The title of this post is a quote from the trainer I have been working with. For the fifteen months we have been working together the quote has been used many times. During my upbringing my parents loved to use the phrase “don’t quit.” Today I have a framed poem in my home entitled “Don’t Quit.” The poem talks about going through trials and tribulations, by never giving up we often succeed. Life with cerebral palsy requires many of these small phrases to help when things become discouraging. There have been many times throughout my life when I just wanted to give up. It seems we all run into walls sometimes, seemingly too tall for us to scale. For the longest time I could hear my mother’s voice telling me “don’t quit.” Thankfully I had other people around reminding me to continue with the effort. The issue seems to be while the phrase “don’t quit,” has a positive message it can be interpreted as coming from a negative origin.
Much of my life with cerebral palsy has been about finding the courage to never give up. Many things have been difficult to do. Sometimes I won’t be able to accomplish a task with my first pass. It may take three or four attempts for me to accomplish a goal. At times I do things differently than people who don’t have a disability. I find another way to manipulate a tool or use a fork and knife. If I’m unable to pick up a glass of water, I find a way to slide it toward me and use a straw. When I think of the words “don’t quit.” These ideas come to mind. If I can’t complete a task like everyone else, maybe there is another way to go about the task. The words remind me not to get discouraged and continue thinking outside the box. Don’t give up, just look for another way.
As my life has developed, sticking with a “don’t quit,” mantra hasn’t always been easy. There have been many occasions I have just given up. Sometimes for someone with a physical disability it’s easy to watch an able bodied person perform a task and think “there is no way I can do that.” The thought is a slippery slope into a victim mentality, in which I begin feeling sorry for myself because I was born different.

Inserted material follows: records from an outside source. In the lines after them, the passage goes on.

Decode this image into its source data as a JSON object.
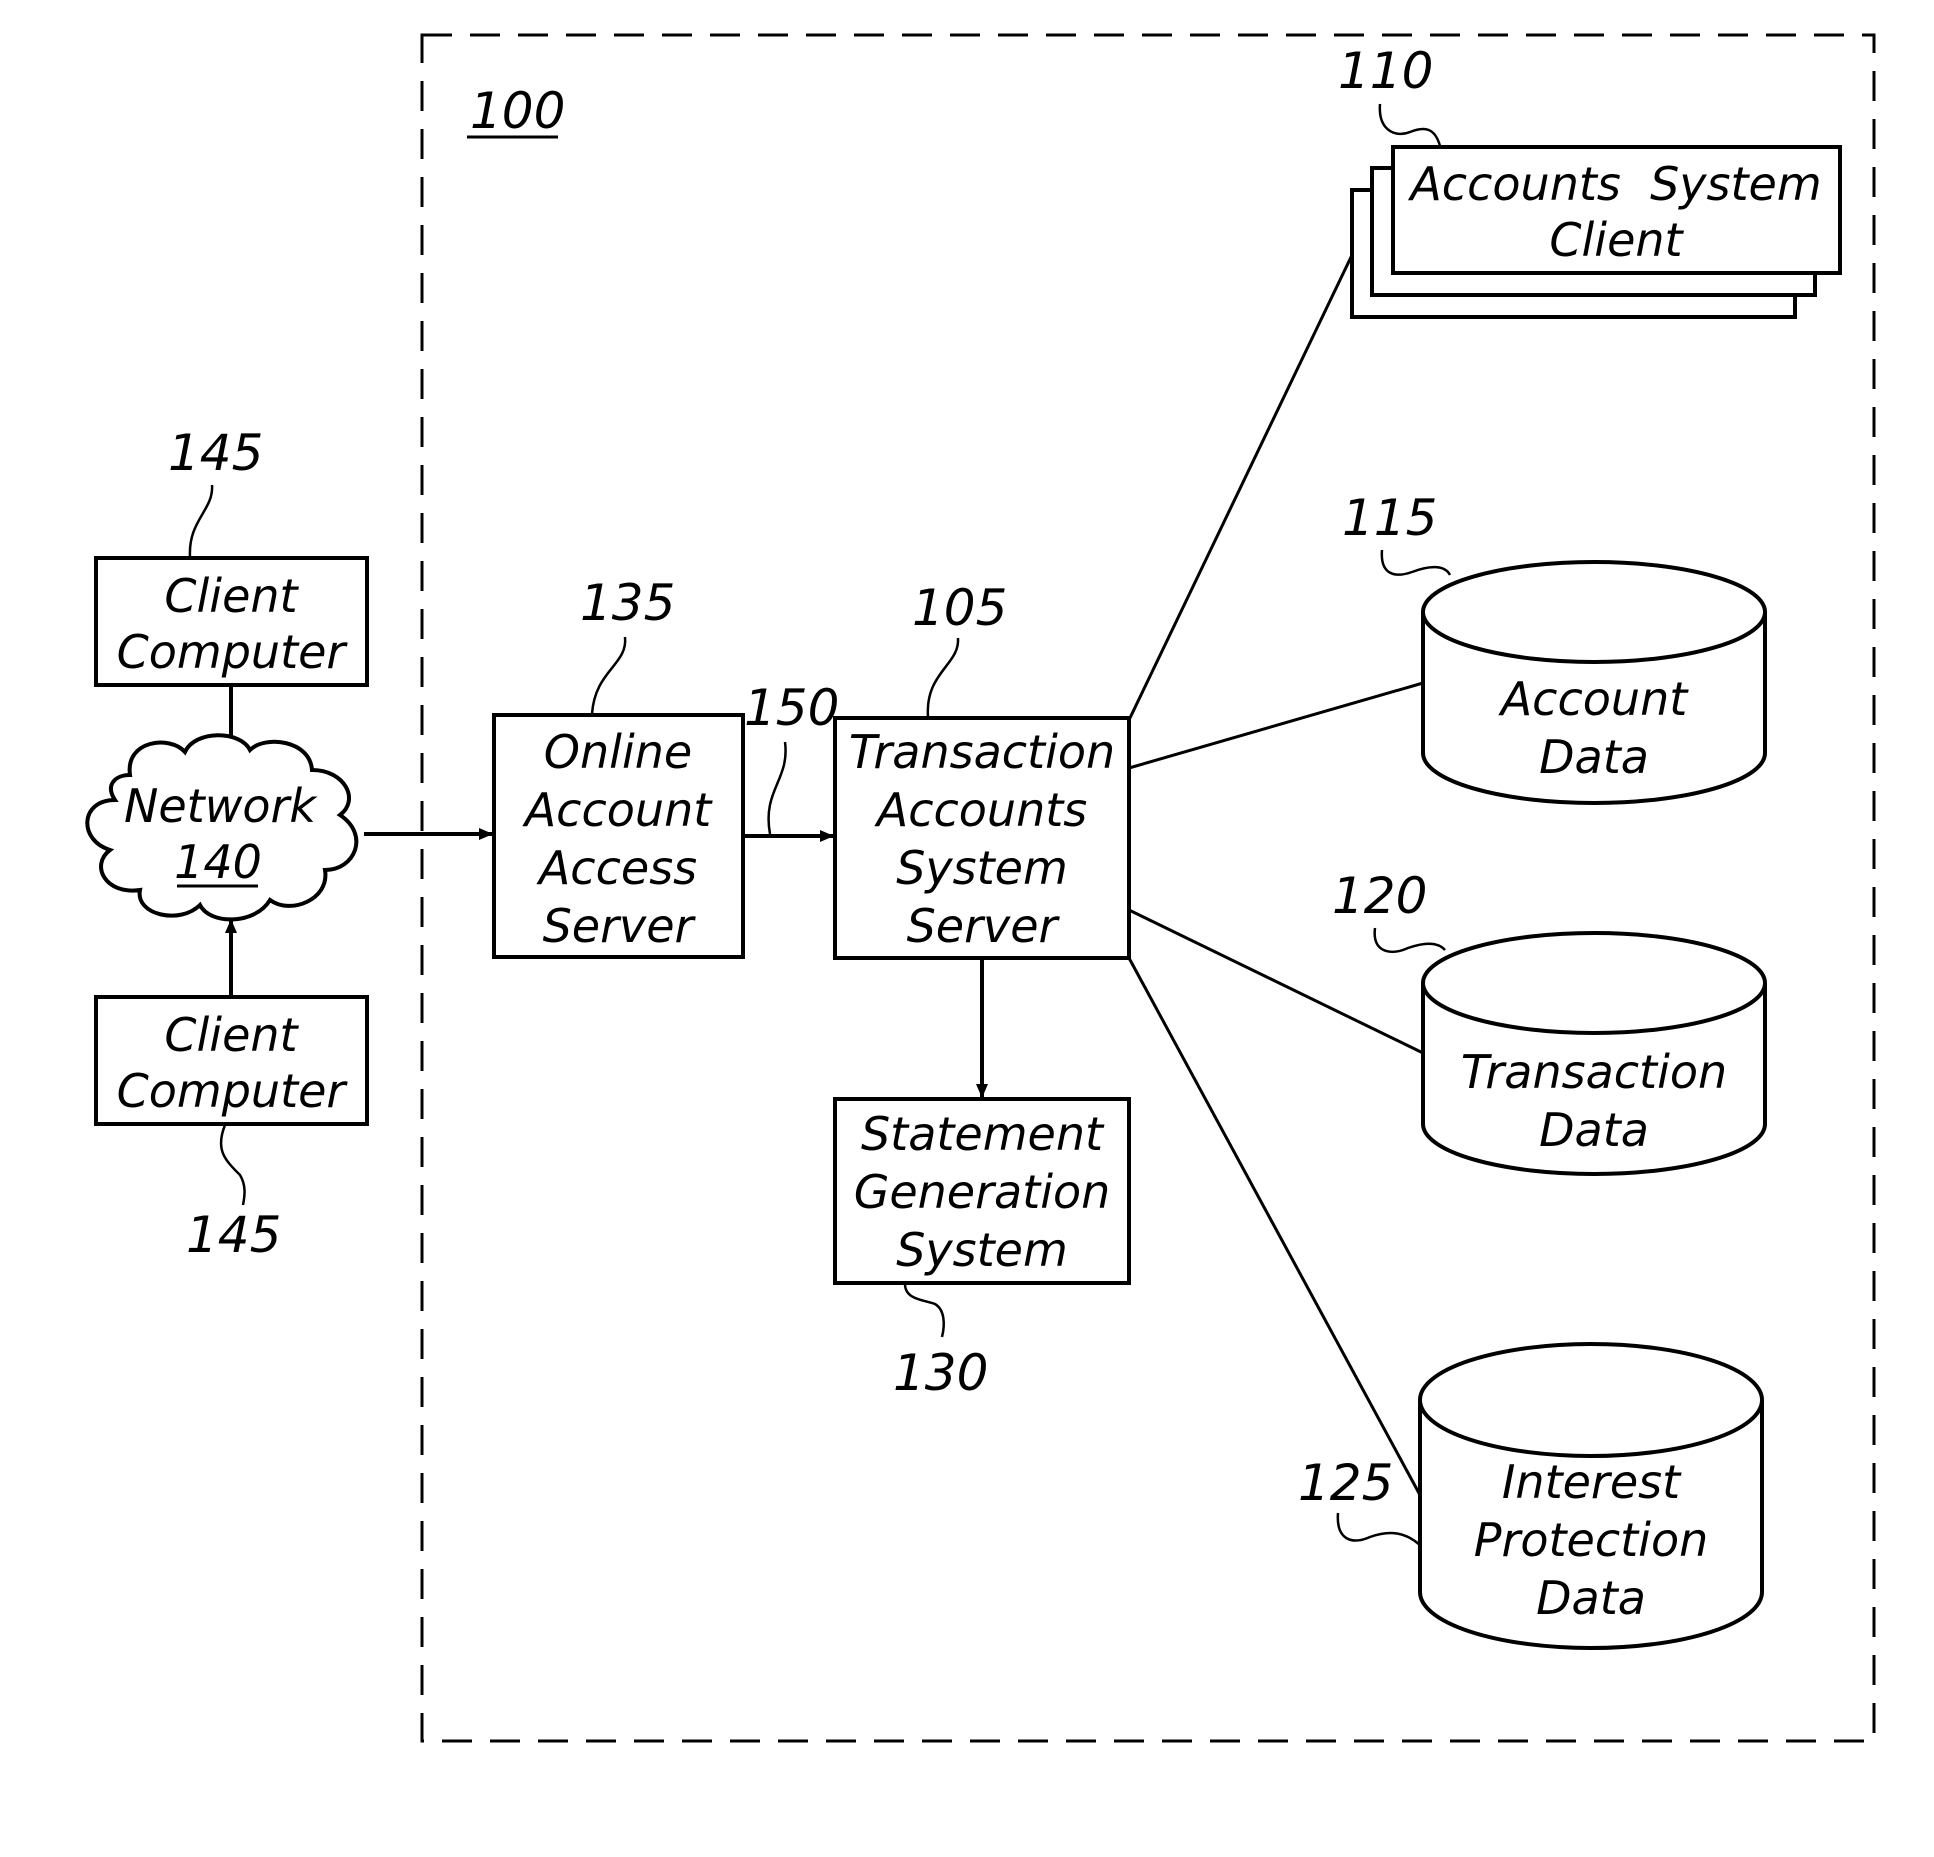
{
  "figure": {
    "system_ref": "100",
    "nodes": {
      "client_top": {
        "lines": [
          "Client",
          "Computer"
        ],
        "ref": "145"
      },
      "client_bottom": {
        "lines": [
          "Client",
          "Computer"
        ],
        "ref": "145"
      },
      "network": {
        "name": "Network",
        "ref": "140"
      },
      "oaas": {
        "lines": [
          "Online",
          "Account",
          "Access",
          "Server"
        ],
        "ref": "135"
      },
      "tass": {
        "lines": [
          "Transaction",
          "Accounts",
          "System",
          "Server"
        ],
        "ref": "105"
      },
      "sgs": {
        "lines": [
          "Statement",
          "Generation",
          "System"
        ],
        "ref": "130"
      },
      "asc": {
        "lines": [
          "Accounts  System",
          "Client"
        ],
        "ref": "110"
      },
      "account_data": {
        "lines": [
          "Account",
          "Data"
        ],
        "ref": "115"
      },
      "transaction_data": {
        "lines": [
          "Transaction",
          "Data"
        ],
        "ref": "120"
      },
      "interest_data": {
        "lines": [
          "Interest",
          "Protection",
          "Data"
        ],
        "ref": "125"
      }
    },
    "connection_ref": "150",
    "edges": [
      {
        "from": "client_top",
        "to": "network",
        "arrow": true
      },
      {
        "from": "client_bottom",
        "to": "network",
        "arrow": true
      },
      {
        "from": "network",
        "to": "oaas",
        "arrow": true
      },
      {
        "from": "oaas",
        "to": "tass",
        "arrow": true
      },
      {
        "from": "tass",
        "to": "sgs",
        "arrow": true
      },
      {
        "from": "tass",
        "to": "asc",
        "arrow": false
      },
      {
        "from": "tass",
        "to": "account_data",
        "arrow": false
      },
      {
        "from": "tass",
        "to": "transaction_data",
        "arrow": false
      },
      {
        "from": "tass",
        "to": "interest_data",
        "arrow": false
      }
    ]
  }
}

It is one of the major thought patterns I’ve learned to stay away from, even if it doesn’t always work. A major blessing in my life is having people around to push me out of a victim mentality funk. It reminds me of being younger, standing on a cliff over water or ready to hop onto a water slide. My mind telling me I’m not a good swimmer as fear creeps in. When I hit the cold water, my muscle may tense and I won’t be able to move and swim. In those moments there always seemed to be a buddy in the water. He would encourage me to jump, reminding me he would be right there if anything went wrong. More often then not I’d jump, hit the water with enthusiasm, swim to safety without assistance and be dying to jump again.

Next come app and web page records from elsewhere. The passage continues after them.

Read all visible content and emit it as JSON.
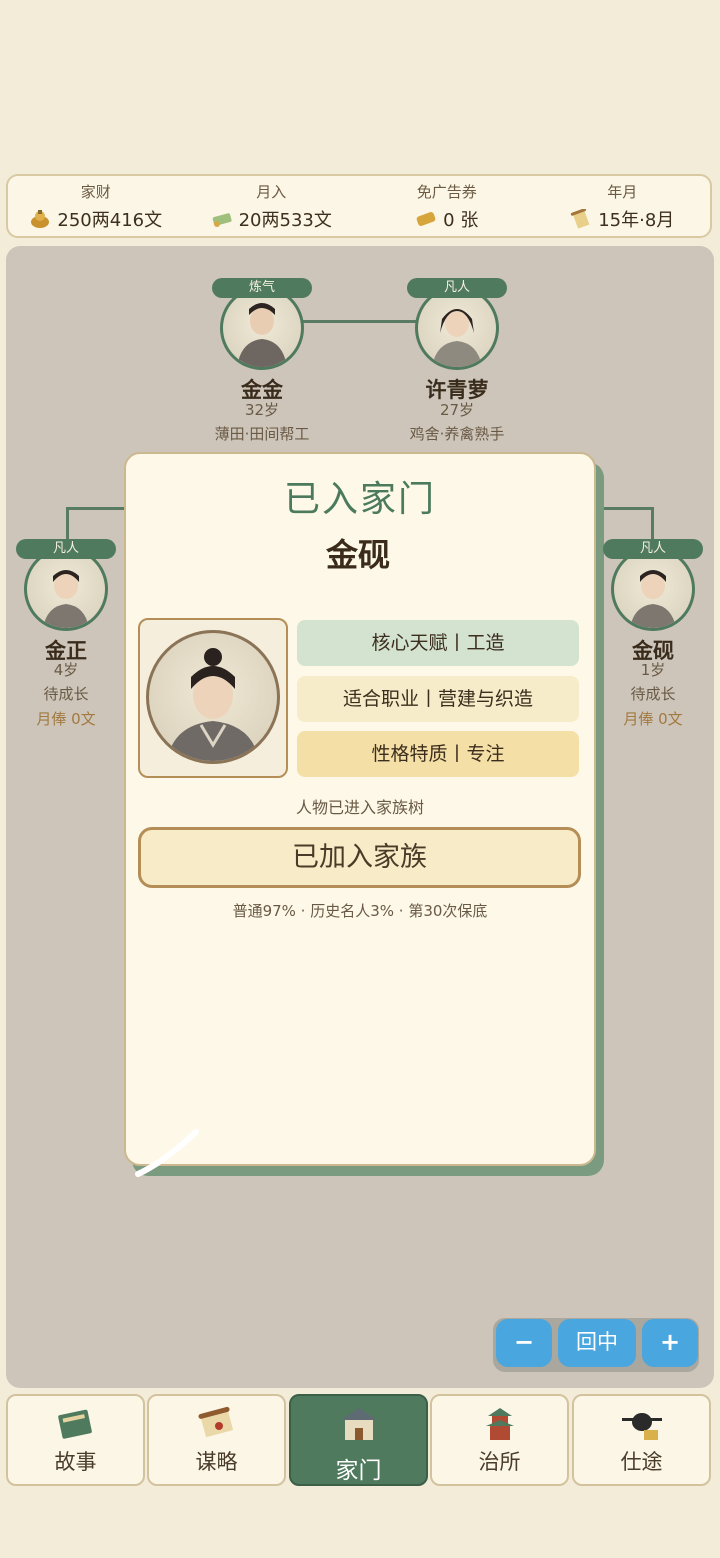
{
  "stats": [
    {
      "label": "家财",
      "value": "250两416文",
      "icon": "coin-bag-icon"
    },
    {
      "label": "月入",
      "value": "20两533文",
      "icon": "money-bundle-icon"
    },
    {
      "label": "免广告券",
      "value": "0 张",
      "icon": "ticket-icon"
    },
    {
      "label": "年月",
      "value": "15年·8月",
      "icon": "scroll-icon"
    }
  ],
  "tree": {
    "father": {
      "rank": "炼气",
      "name": "金金",
      "age": "32岁",
      "job": "薄田·田间帮工"
    },
    "mother": {
      "rank": "凡人",
      "name": "许青萝",
      "age": "27岁",
      "job": "鸡舍·养禽熟手"
    },
    "child_left": {
      "rank": "凡人",
      "name": "金正",
      "age": "4岁",
      "status": "待成长",
      "wage": "月俸 0文"
    },
    "child_right": {
      "rank": "凡人",
      "name": "金砚",
      "age": "1岁",
      "status": "待成长",
      "wage": "月俸 0文"
    }
  },
  "modal": {
    "title": "已入家门",
    "name": "金砚",
    "traits": [
      "核心天赋丨工造",
      "适合职业丨营建与织造",
      "性格特质丨专注"
    ],
    "hint": "人物已进入家族树",
    "button": "已加入家族",
    "odds": "普通97% · 历史名人3% · 第30次保底"
  },
  "zoom": {
    "minus": "−",
    "center": "回中",
    "plus": "+"
  },
  "nav": [
    {
      "label": "故事",
      "icon": "book-icon",
      "active": false
    },
    {
      "label": "谋略",
      "icon": "scroll-strategy-icon",
      "active": false
    },
    {
      "label": "家门",
      "icon": "house-icon",
      "active": true
    },
    {
      "label": "治所",
      "icon": "pagoda-icon",
      "active": false
    },
    {
      "label": "仕途",
      "icon": "official-hat-icon",
      "active": false
    }
  ],
  "colors": {
    "accent": "#4f7a5e",
    "zoom": "#4aa6df",
    "paper": "#fdf8e8"
  }
}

It doesn’t always work to give something difficult one more try. For a long time, I would continue to “not quit,” but learned sometimes the thought can lead to more frustration. I would be left completely demoralized when I couldn’t perform certain physical tasks. Being taught “don’t quit,” I would continue to try again and again. My life seemed this way for years and left me feeling worse and worse. It was at a point where my self-esteem was tied into whether I could complete physical tasks like an able bodied person. It was the definition of a no-win situation until somehow I began to find a way out. There slowly became no shame in admitting I couldn’t accomplish some physical tasks no matter how hard I tried. The adjustment to asking for help has been a slow process. It has taken acceptance of the limitations cerebral palsy causes along with gaining the courage and humility to simply ask for help when I can’t succeed on my own.
While “don’t quit,” can leave me feeling negative when I don’t succeed. Fifteen months ago I was given another saying that made more sense. “There’s only one way to find out!” seems to take away negative consequences. In my mind it means, let’s give this thing a try. If we can’t make it work after a couple tries, it’s no big deal, we’ll find another way. The “other way” may simply be asking for help after I’ve tried something on my own. It leads to feeling much less shame when I’m unable to succeed. My trainer gave me the quote not long after we began working together. With cerebral palsy there have been many things he wanted me to try that I balked at. Out of my mouth would come the statement “I don’t think I can do that,” or better still “there’s no way I can lift that much!” He would often return calmly with “well, I guess there’s only one way to find out.” It has always motivated me to at least give it a try. More often than not I could perform the movement or lift the heavier weight. I have found myself taking the quote out of the gym and applying it to many situations in life.
Cerebral palsy will always be a challenging aspect of my journey. Situations arise on a daily basis requiring extra thought and motivation. It’s often easiest in moments of challenge to just give up. It can be blamed on the manner in which I entered the world maybe I just got unlucky. Still there will always be a large part of me that just doesn’t want to give up. I’m blessed to have been raised by parents who wanted me to try everything at least once. Somewhere the wires became crossed and “don’t quit” meant I had to try until I succeeded like an able bodied person. It was unrealistic, but gave me the fighting spirit I’m incredibly thankful for. Sometimes when we get lost it just takes a tweaking of the message to breathe life into us again. “There’s only one way to find out” has been a new mantra, making me feel again that the joy is in the effort. If it doesn’t work out all is not lost. You can always try again from a different angle.